A couple of years ago or so, a friend of mine who knows I write suggested I start a blog. Wrinkling my nose, I informed her that an online presence just wasn’t something I found appealing.
It took me another year and decision to at least do it for the “know how” to dive right in. I’d been writing for several years, perhaps a blog would be just the place to rant out those things that didn’t have any other home.
Now it’s not enough that I’ve got a blog. I’ve been inundated with requests to join the Facebook Revolution. And, everywhere I turn, someone I know is talking about Twittering something. Good grief! I don’t even text and still keep my schedule written on a kitchen calendar and in a little planner purchased each year when it goes 50% off in the new year.
This got me thinking about how I almost always resist any new technology. Then after a period of time, I come to embrace it.
And eventually decide I can’t live without it.
Cases in point:
It wasn’t until the very end of graduate school that I started doing first drafts on a computer rather than on a yellow legal pad (this from a girl who had Apple II computers in elementary school). I loathed the announcement that the district where I taught would be disseminating information via email rather than with a paper in my mailbox.
You get the idea.

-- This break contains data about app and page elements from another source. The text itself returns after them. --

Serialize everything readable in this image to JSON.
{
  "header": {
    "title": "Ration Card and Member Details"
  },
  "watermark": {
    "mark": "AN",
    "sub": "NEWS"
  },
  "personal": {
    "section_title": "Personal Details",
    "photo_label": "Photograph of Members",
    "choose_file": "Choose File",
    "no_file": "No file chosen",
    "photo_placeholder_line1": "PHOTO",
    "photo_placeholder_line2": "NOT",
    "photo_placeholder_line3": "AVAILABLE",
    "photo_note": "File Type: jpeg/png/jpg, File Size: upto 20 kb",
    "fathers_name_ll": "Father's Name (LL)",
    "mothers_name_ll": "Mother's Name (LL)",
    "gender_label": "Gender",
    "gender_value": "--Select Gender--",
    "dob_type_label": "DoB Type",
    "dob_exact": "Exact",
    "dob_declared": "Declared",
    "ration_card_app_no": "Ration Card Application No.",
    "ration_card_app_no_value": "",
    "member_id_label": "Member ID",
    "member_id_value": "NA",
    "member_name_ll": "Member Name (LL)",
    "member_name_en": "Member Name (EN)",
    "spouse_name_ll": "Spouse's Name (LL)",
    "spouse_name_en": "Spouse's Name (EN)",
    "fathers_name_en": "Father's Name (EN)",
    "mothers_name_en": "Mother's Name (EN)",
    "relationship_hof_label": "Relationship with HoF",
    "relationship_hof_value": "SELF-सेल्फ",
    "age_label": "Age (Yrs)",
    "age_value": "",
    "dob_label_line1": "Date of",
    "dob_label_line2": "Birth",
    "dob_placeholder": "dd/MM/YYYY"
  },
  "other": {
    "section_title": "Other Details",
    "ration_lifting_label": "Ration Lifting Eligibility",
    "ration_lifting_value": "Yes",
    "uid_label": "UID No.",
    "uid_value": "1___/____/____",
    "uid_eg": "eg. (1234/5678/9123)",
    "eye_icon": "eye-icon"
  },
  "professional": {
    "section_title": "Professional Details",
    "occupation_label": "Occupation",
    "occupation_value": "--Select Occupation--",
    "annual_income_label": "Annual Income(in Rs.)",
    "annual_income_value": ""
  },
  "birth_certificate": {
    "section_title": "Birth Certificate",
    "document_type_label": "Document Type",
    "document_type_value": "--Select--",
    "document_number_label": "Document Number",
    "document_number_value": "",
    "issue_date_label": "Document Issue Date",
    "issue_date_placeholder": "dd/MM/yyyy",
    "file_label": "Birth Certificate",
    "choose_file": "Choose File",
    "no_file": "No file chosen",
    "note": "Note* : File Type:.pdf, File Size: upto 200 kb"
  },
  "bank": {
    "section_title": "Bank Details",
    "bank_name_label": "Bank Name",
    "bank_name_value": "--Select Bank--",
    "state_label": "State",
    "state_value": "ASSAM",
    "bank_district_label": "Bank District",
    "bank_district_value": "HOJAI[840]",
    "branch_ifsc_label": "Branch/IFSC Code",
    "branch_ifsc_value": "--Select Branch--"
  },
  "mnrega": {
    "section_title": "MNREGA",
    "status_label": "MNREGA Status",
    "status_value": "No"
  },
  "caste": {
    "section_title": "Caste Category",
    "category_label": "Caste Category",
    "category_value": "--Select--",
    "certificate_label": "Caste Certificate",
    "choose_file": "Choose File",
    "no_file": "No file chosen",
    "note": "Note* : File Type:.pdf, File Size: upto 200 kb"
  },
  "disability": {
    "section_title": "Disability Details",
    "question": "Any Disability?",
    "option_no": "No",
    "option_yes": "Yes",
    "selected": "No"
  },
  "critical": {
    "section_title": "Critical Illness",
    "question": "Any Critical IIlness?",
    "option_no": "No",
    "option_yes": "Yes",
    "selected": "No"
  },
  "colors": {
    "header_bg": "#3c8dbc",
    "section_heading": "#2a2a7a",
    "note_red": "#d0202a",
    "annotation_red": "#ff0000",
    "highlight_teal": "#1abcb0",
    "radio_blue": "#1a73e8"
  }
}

But here am I. Online. Now I’m not yet ready to start the Hey Look At Us and What We Do Everyday family blog, or Twitter my goings-on every five minutes (although that is an ideal invention for someone who tends to process her thoughts aloud to others). But who knows when I will embrace the kind of technology that allows the whole world to know what I’m up against to.
So look out, Facebook. Here I come.